Parton donated $1 million to COVID research, ultimately helping fund the Moderna vaccine. In April, she told Today: “I felt like this was the time for me to open my heart and my hand and try to help.” We’ve said it before, and we’ll say it again: Bless you, Dolly.
It really is that simple. Just use your platform and celebrity for good — as in, not to spread lies and encourage dangerous behavior like Morrison and Clapton have in their new song. Which, to their only credit, does financially benefit Morrison’s live music charity, Save Live Music.
“We should applaud the bravery of those in the medical profession challenging the official narrative.” –Van Morrison via Twitter
Let’s take the lyrics of “Stand and Deliver,” written by Morrison and performed by Clapton, one by one:
Do you want to be a free man or do you want to be a slave? Do you want to wear these chains until you’re lying in the grave?
Here we have it: two rich white men likening quarantining during a pandemic to slavery. It’s likely that the closest these guys have felt to being constrained in any way is through a bad record deal.
Magna Carta, Bill of Rights, Constitution, what’s it worth?
Pretty sure all three of those references support the idea that knowingly harming or killing innocent people is bad.
I don't wanna be a pauper, and I don't wanna be a prince.
Surely the Denying Duo's careers and finances weren’t entirely dependent on playing live music in 2020. And if they’re trying to relate to fans who mostly have ordinary, working-class incomes, why imply they shouldn’t accept financial aid from their government during a pandemic lockdown — one which they’re arguing in this very song is damaging people’s livelihoods?
I just wanna do my job playing the blues for friends.
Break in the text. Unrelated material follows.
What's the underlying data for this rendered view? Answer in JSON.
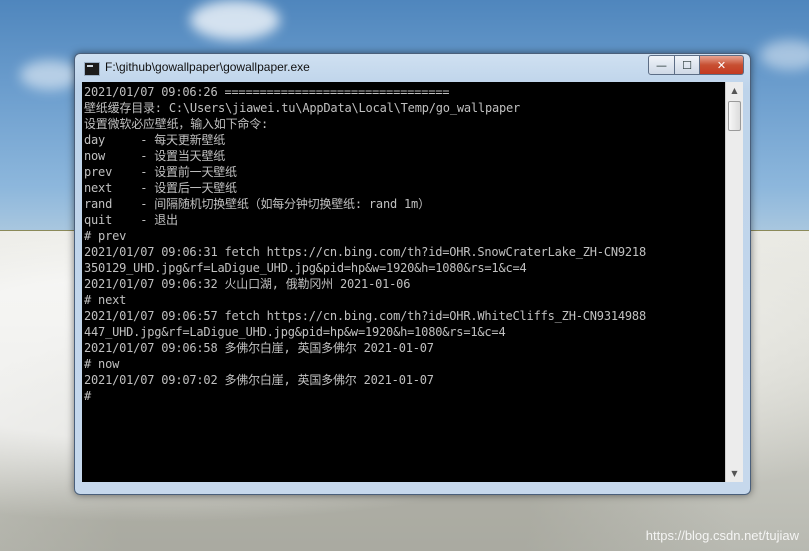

Both Clapton and Morrison are capable of doing their jobs from the comfort of their mansions with their millions of dollars, so they should spare us the cry for sympathy. Clapton has ridden the coattails of blues music throughout his successful career and should understand his privilege in doing so, since it originated with the field hollers of slaves and, in its early popularization in the early 20th century, testified to the poor treatment of Black people. But we won’t mention Clapton’s history of public, racist attacks on foreigners or that he thinks Britain should be a white country. Oh, oops.
They’re gonna grind us down until it really hurts
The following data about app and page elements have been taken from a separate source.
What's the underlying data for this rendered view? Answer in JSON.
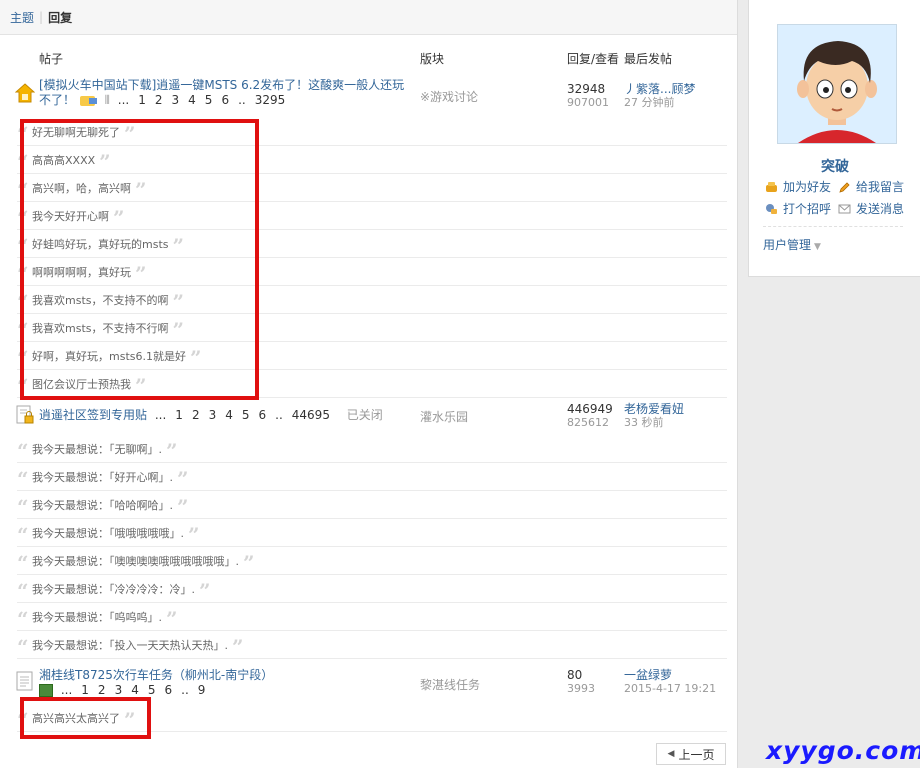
{
  "tabs": [
    "主题",
    "回复"
  ],
  "table_header": {
    "post": "帖子",
    "forum": "版块",
    "counts": "回复/查看",
    "last": "最后发帖"
  },
  "threads": [
    {
      "title": "[模拟火车中国站下载]逍遥一键MSTS 6.2发布了！这酸爽一般人还玩不了！",
      "pages": [
        "...",
        "1",
        "2",
        "3",
        "4",
        "5",
        "6",
        "..",
        "3295"
      ],
      "forum": "※游戏讨论",
      "replies": "32948",
      "views": "907001",
      "last_user": "丿紫落...顾梦",
      "last_time": "27 分钟前",
      "reply_lines": [
        "好无聊啊无聊死了",
        "高高高XXXX",
        "高兴啊，哈，高兴啊",
        "我今天好开心啊",
        "好蛙鸣好玩，真好玩的msts",
        "啊啊啊啊啊，真好玩",
        "我喜欢msts，不支持不的啊",
        "我喜欢msts，不支持不行啊",
        "好啊，真好玩，msts6.1就是好",
        "图亿会议厅士预热我"
      ]
    },
    {
      "title": "逍遥社区签到专用贴",
      "pages": [
        "...",
        "1",
        "2",
        "3",
        "4",
        "5",
        "6",
        "..",
        "44695"
      ],
      "closed": "已关闭",
      "forum": "灌水乐园",
      "replies": "446949",
      "views": "825612",
      "last_user": "老杨爱看妞",
      "last_time": "33 秒前",
      "reply_lines": [
        "我今天最想说：「无聊啊」.",
        "我今天最想说：「好开心啊」.",
        "我今天最想说：「哈哈啊哈」.",
        "我今天最想说：「哦哦哦哦哦」.",
        "我今天最想说：「噢噢噢噢哦哦哦哦哦哦」.",
        "我今天最想说：「冷冷冷冷：冷」.",
        "我今天最想说：「呜呜呜」.",
        "我今天最想说：「投入一天天热认天热」."
      ]
    },
    {
      "title": "湘桂线T8725次行车任务（柳州北-南宁段）",
      "pages": [
        "...",
        "1",
        "2",
        "3",
        "4",
        "5",
        "6",
        "..",
        "9"
      ],
      "forum": "黎湛线任务",
      "replies": "80",
      "views": "3993",
      "last_user": "一盆绿萝",
      "last_time": "2015-4-17 19:21",
      "reply_lines": [
        "高兴高兴太高兴了"
      ]
    }
  ],
  "pagination": {
    "prev": "上一页"
  },
  "profile": {
    "name": "突破",
    "add_friend": "加为好友",
    "leave_message": "给我留言",
    "greet": "打个招呼",
    "send_message": "发送消息",
    "user_manage": "用户管理"
  },
  "watermark": "xyygo.com",
  "colors": {
    "link": "#336699",
    "highlight": "#e01010",
    "watermark": "#1a1aff"
  }
}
Know what really hurts? Being intubated. (Also, please refer again to the first rule of writing.)
Is this a sovereign nation or just a police state? You better look out, people before it gets too late
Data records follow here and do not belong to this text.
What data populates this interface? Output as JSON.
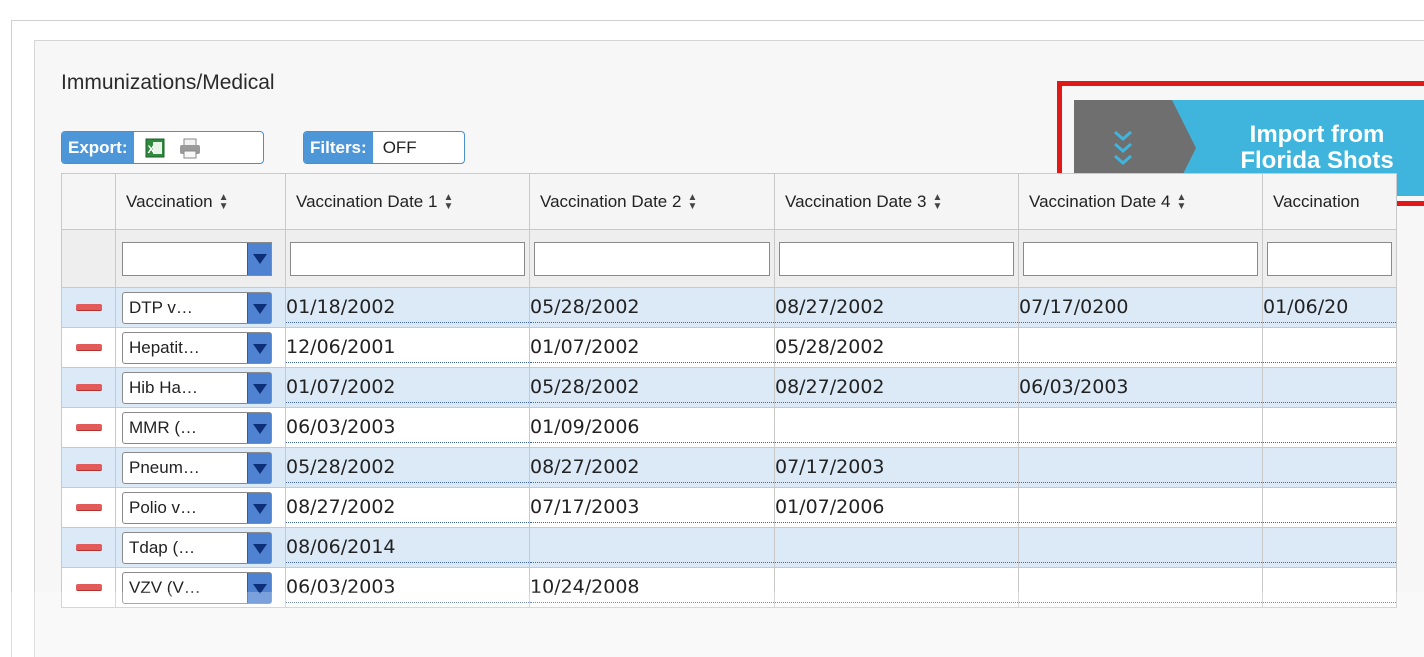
{
  "panel": {
    "title": "Immunizations/Medical"
  },
  "toolbar": {
    "export_label": "Export:",
    "filters_label": "Filters:",
    "filters_value": "OFF"
  },
  "import_button": {
    "label_line1": "Import from",
    "label_line2": "Florida Shots"
  },
  "columns": [
    "Vaccination",
    "Vaccination Date 1",
    "Vaccination Date 2",
    "Vaccination Date 3",
    "Vaccination Date 4",
    "Vaccination"
  ],
  "rows": [
    {
      "vaccine": "DTP v…",
      "dates": [
        "01/18/2002",
        "05/28/2002",
        "08/27/2002",
        "07/17/0200",
        "01/06/20"
      ]
    },
    {
      "vaccine": "Hepatit…",
      "dates": [
        "12/06/2001",
        "01/07/2002",
        "05/28/2002",
        "",
        ""
      ]
    },
    {
      "vaccine": "Hib Ha…",
      "dates": [
        "01/07/2002",
        "05/28/2002",
        "08/27/2002",
        "06/03/2003",
        ""
      ]
    },
    {
      "vaccine": "MMR (…",
      "dates": [
        "06/03/2003",
        "01/09/2006",
        "",
        "",
        ""
      ]
    },
    {
      "vaccine": "Pneum…",
      "dates": [
        "05/28/2002",
        "08/27/2002",
        "07/17/2003",
        "",
        ""
      ]
    },
    {
      "vaccine": "Polio v…",
      "dates": [
        "08/27/2002",
        "07/17/2003",
        "01/07/2006",
        "",
        ""
      ]
    },
    {
      "vaccine": "Tdap (…",
      "dates": [
        "08/06/2014",
        "",
        "",
        "",
        ""
      ]
    },
    {
      "vaccine": "VZV (V…",
      "dates": [
        "06/03/2003",
        "10/24/2008",
        "",
        "",
        ""
      ]
    }
  ],
  "colors": {
    "accent": "#3fb5dd",
    "highlight_border": "#e01818",
    "row_alt": "#dce9f7",
    "delete": "#e25a5a"
  }
}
The fact that this song exists and these two are enjoying a new wave of popularity is proof that they do not live in a police state.
Do you want to be your own driver or keep flogging a dead horse?
There is an outcome to pandemic lockdowns: fewer people will die.
Do you want to make it better or do you want to make it worse?
One way to make things worse was by releasing this terrible song. (Again with the vague pronouns.)
Stand and deliver, you let them put the fear on you, sold down the river but not a word of it was true.
Fear? The emotional energy we’ve evolved over tens of thousands of years that can stop us from hurting ourselves and others? Yeah, screw that! I’ll take my chest pain and trouble breathing with a big wave of body aches, fever and a hefty hospital bill, please. If I don’t die, that is. I’m no sheep!
If there’s nothing you can say there may be nothing you can do. Dick Turpin wore a mask too
Most robbers, like this 18th-century reference to Turpin, wear masks, especially those who kill. Hunters wear masks. Actors wear them, too. Dental hygienists wear them. Kids on Halloween wear them. Hell, even swingers wear them during steamy orgies. Know who else wears them? Health professionals and, in the year of COVID, patriots wear them. (Also, just go ahead and reference my second rule of writing and apply it to this entire disaster of a song.)